◆ About this task
Keep the pictures out. Write out every line of the listing exactly.

==== Data under study

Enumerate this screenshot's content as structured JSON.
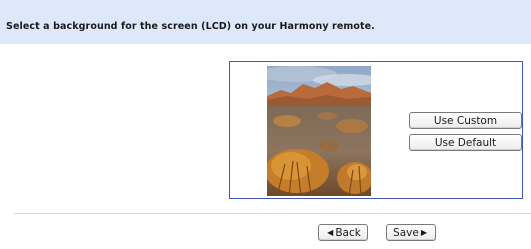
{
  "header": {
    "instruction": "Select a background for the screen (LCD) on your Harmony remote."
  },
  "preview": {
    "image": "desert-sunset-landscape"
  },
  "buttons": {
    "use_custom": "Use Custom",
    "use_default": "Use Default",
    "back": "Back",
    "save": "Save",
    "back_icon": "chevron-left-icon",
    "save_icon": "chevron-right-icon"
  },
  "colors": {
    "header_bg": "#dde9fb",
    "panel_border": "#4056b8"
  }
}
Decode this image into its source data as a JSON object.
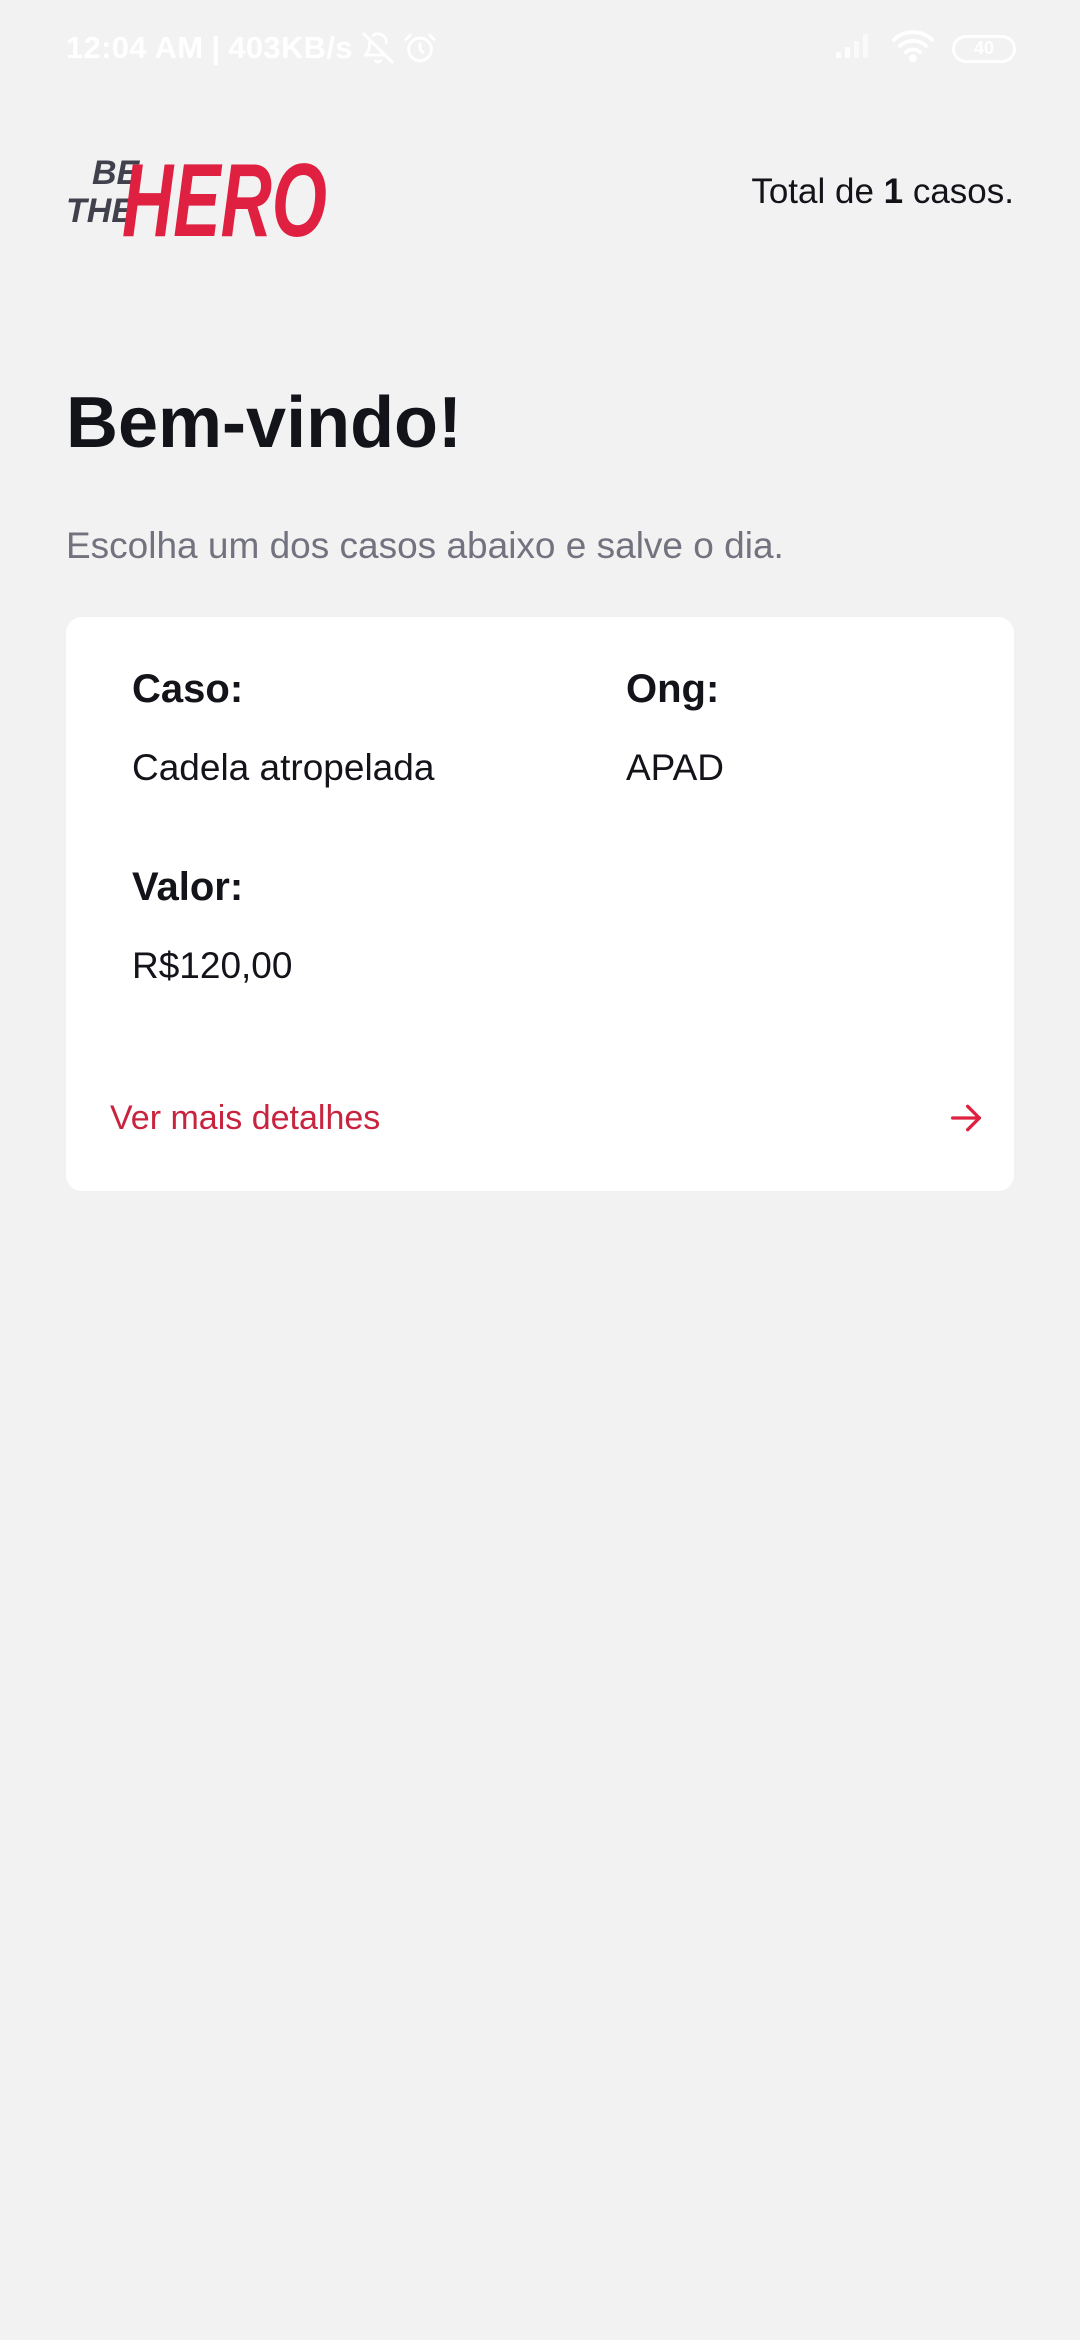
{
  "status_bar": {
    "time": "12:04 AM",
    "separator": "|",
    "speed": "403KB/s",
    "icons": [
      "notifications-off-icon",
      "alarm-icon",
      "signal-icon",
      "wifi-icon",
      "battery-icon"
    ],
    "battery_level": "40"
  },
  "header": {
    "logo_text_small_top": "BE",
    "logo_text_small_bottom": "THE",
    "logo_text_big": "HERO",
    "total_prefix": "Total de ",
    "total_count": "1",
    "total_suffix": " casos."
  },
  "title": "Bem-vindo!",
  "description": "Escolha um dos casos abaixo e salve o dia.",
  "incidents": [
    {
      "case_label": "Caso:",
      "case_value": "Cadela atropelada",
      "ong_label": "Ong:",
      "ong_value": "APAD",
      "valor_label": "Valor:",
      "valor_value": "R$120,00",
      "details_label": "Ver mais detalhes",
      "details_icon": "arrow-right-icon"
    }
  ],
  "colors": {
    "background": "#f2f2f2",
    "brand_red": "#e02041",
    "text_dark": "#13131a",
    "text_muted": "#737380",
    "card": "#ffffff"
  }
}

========

◆ Exercise result
Enumerate this screenshot's content as structured JSON.
{
  "header": {
    "instruction": "Select a background for the screen (LCD) on your Harmony remote."
  },
  "preview": {
    "image": "desert-sunset-landscape"
  },
  "buttons": {
    "use_custom": "Use Custom",
    "use_default": "Use Default",
    "back": "Back",
    "save": "Save",
    "back_icon": "chevron-left-icon",
    "save_icon": "chevron-right-icon"
  },
  "colors": {
    "header_bg": "#dde9fb",
    "panel_border": "#4056b8"
  }
}
Decode this image into its source data as a JSON object.
{
  "status_bar": {
    "time": "12:04 AM",
    "separator": "|",
    "speed": "403KB/s",
    "icons": [
      "notifications-off-icon",
      "alarm-icon",
      "signal-icon",
      "wifi-icon",
      "battery-icon"
    ],
    "battery_level": "40"
  },
  "header": {
    "logo_text_small_top": "BE",
    "logo_text_small_bottom": "THE",
    "logo_text_big": "HERO",
    "total_prefix": "Total de ",
    "total_count": "1",
    "total_suffix": " casos."
  },
  "title": "Bem-vindo!",
  "description": "Escolha um dos casos abaixo e salve o dia.",
  "incidents": [
    {
      "case_label": "Caso:",
      "case_value": "Cadela atropelada",
      "ong_label": "Ong:",
      "ong_value": "APAD",
      "valor_label": "Valor:",
      "valor_value": "R$120,00",
      "details_label": "Ver mais detalhes",
      "details_icon": "arrow-right-icon"
    }
  ],
  "colors": {
    "background": "#f2f2f2",
    "brand_red": "#e02041",
    "text_dark": "#13131a",
    "text_muted": "#737380",
    "card": "#ffffff"
  }
}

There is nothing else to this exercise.